[Items from a data source]
- - - -
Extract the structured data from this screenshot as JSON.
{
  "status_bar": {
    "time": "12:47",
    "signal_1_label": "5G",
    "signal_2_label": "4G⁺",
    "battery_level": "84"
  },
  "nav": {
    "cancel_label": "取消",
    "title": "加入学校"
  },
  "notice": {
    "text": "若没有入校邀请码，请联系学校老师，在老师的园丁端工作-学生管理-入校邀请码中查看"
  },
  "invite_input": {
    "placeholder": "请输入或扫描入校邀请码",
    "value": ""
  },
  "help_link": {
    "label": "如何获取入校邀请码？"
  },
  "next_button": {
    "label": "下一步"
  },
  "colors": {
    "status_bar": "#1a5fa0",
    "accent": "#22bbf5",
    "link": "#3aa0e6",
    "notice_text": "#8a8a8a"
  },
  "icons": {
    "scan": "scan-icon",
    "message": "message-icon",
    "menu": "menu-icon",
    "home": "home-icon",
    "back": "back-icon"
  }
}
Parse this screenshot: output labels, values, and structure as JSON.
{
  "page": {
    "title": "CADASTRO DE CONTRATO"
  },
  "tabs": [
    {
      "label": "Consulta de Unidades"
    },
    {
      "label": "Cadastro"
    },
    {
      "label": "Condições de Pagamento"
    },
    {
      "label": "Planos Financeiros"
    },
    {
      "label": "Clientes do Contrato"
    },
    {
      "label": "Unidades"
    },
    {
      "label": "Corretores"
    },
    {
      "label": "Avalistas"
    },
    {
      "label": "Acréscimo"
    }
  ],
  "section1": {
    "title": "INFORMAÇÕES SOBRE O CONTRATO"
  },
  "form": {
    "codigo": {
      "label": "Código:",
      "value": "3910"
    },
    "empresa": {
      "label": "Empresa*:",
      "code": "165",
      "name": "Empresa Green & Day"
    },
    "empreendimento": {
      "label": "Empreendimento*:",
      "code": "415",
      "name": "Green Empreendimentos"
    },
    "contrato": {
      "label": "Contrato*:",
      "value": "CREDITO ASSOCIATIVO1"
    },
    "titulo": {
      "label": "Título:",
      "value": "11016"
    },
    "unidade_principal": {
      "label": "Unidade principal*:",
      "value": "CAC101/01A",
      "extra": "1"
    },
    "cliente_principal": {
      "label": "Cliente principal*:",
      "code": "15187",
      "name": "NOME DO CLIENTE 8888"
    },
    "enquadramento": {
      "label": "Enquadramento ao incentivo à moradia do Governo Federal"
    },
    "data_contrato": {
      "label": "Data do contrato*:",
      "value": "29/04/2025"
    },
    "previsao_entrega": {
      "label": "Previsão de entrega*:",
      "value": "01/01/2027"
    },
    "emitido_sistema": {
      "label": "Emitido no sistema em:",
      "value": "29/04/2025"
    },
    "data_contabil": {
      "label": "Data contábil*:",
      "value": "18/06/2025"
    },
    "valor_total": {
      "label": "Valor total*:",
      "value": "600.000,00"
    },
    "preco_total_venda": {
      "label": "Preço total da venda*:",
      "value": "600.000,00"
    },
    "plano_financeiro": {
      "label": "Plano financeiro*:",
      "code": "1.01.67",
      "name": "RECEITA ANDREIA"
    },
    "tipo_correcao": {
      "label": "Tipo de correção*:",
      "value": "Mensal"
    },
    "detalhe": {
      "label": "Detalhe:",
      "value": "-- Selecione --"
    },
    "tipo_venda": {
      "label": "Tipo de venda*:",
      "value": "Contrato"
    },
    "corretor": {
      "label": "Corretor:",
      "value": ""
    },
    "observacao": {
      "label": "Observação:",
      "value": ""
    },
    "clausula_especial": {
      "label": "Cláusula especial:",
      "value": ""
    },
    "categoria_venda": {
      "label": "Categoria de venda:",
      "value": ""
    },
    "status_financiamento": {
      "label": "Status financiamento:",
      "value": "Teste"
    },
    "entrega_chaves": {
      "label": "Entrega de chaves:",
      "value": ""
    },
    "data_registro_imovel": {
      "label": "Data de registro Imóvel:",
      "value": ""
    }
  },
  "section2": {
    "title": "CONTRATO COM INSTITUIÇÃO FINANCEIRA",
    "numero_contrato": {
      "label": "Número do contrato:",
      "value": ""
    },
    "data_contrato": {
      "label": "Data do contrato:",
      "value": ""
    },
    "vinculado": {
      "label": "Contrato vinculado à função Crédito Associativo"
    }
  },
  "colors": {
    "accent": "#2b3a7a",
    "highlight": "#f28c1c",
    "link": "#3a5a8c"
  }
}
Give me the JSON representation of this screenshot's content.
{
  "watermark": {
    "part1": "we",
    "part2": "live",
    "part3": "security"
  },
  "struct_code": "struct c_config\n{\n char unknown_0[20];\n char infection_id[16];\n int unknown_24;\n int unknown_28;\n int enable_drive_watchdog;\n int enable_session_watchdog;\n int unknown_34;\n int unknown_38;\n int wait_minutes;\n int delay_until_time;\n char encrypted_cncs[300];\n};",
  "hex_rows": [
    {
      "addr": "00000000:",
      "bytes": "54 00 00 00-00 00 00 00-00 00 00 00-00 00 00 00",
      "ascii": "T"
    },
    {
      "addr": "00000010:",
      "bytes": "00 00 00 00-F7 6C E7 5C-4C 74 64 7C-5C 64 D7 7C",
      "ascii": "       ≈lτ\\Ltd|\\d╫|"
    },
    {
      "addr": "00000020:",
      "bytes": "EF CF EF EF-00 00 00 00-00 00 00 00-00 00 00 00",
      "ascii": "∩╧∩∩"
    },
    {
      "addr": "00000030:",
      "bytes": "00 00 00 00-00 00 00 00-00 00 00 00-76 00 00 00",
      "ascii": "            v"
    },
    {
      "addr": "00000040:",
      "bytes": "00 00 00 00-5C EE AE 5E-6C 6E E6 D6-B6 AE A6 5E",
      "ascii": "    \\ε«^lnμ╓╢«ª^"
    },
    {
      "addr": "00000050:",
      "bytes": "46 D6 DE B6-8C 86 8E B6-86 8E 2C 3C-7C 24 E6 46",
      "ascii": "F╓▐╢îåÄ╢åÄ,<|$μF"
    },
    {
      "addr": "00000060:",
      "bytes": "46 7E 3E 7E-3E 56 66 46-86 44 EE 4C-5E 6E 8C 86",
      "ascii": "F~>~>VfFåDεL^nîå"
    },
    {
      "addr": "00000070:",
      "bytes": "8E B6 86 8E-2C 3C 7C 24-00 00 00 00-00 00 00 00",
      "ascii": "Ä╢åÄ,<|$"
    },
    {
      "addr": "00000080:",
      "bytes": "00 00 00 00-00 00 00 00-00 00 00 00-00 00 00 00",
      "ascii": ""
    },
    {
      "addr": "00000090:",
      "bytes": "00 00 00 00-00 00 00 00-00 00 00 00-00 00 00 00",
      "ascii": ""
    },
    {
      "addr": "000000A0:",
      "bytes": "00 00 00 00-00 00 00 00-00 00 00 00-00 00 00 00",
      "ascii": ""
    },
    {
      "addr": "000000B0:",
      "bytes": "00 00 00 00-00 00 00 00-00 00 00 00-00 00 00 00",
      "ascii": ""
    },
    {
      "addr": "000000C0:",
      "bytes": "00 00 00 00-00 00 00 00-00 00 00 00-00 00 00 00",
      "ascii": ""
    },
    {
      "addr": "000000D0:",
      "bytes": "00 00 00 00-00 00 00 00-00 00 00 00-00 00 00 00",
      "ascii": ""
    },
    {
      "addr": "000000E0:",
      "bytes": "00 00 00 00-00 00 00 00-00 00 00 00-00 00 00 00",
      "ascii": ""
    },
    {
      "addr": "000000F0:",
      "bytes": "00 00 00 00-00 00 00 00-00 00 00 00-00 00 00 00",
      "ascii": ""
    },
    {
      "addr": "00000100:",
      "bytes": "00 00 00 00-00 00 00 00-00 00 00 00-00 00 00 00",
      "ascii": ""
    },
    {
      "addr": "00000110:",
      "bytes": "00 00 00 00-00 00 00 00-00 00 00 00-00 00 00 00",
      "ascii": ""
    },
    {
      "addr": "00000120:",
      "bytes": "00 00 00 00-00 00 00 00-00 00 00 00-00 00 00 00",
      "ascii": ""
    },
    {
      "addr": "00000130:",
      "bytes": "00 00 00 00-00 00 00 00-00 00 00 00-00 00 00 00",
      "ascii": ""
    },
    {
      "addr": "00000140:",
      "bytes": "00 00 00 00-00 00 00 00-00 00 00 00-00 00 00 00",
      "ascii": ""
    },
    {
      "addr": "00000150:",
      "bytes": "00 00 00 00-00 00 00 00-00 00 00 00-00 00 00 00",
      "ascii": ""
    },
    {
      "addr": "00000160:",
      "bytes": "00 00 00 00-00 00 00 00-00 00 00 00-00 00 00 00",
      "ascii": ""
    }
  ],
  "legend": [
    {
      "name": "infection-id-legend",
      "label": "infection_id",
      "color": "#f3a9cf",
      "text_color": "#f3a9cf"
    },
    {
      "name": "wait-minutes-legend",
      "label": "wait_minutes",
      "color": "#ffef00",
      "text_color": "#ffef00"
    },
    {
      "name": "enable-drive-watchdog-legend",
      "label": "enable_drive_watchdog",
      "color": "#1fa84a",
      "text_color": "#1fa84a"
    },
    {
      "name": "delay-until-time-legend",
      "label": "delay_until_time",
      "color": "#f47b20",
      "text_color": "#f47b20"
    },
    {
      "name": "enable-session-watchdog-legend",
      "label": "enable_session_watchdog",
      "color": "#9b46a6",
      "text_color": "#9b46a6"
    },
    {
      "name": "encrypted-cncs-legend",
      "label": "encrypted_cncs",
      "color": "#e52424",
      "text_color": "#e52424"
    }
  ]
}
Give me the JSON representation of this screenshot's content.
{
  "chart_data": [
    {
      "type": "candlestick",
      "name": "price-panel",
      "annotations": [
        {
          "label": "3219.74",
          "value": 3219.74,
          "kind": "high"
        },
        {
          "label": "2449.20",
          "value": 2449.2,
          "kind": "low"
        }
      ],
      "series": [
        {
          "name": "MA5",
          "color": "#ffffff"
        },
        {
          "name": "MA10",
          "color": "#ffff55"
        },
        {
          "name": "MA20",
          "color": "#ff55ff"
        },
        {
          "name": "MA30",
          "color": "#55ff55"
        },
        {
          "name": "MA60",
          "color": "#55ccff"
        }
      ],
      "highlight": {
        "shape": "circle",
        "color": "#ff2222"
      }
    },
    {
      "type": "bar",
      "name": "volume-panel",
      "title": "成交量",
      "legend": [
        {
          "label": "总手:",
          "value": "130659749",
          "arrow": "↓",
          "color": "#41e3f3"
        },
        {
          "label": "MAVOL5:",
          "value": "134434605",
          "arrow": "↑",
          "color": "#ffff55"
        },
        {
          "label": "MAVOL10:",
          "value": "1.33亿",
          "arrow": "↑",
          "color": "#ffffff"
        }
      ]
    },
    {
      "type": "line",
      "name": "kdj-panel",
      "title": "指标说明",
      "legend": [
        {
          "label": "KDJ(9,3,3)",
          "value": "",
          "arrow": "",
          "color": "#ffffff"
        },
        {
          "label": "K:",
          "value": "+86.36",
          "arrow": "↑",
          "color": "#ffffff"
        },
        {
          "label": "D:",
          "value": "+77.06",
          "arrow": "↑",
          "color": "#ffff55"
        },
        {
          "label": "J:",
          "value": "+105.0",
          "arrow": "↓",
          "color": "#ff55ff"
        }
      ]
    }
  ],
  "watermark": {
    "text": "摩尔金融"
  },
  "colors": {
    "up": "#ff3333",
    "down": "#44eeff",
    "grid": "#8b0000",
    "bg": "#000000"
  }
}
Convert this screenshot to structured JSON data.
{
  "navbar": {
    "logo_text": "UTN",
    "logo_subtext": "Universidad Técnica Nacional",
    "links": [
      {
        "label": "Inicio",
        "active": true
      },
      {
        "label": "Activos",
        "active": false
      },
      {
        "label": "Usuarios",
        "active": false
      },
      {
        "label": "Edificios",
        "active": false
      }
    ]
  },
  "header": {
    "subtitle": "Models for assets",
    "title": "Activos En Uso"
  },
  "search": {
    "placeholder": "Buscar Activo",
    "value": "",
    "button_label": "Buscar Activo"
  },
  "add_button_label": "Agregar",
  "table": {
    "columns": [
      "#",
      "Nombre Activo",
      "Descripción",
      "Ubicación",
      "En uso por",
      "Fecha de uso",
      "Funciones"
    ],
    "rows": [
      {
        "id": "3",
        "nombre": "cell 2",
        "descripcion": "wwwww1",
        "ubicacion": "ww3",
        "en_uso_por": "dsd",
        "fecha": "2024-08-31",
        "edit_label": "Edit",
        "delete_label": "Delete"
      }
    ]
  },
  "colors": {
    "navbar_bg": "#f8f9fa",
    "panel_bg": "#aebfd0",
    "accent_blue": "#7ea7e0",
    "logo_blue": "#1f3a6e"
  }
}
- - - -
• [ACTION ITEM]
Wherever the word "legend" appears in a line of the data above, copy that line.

• [EXERCISE RESPONSE]
  "legend": [
      "name": "infection-id-legend",
      "name": "wait-minutes-legend",
      "name": "enable-drive-watchdog-legend",
      "name": "delay-until-time-legend",
      "name": "enable-session-watchdog-legend",
      "name": "encrypted-cncs-legend",
      "legend": [
      "legend": [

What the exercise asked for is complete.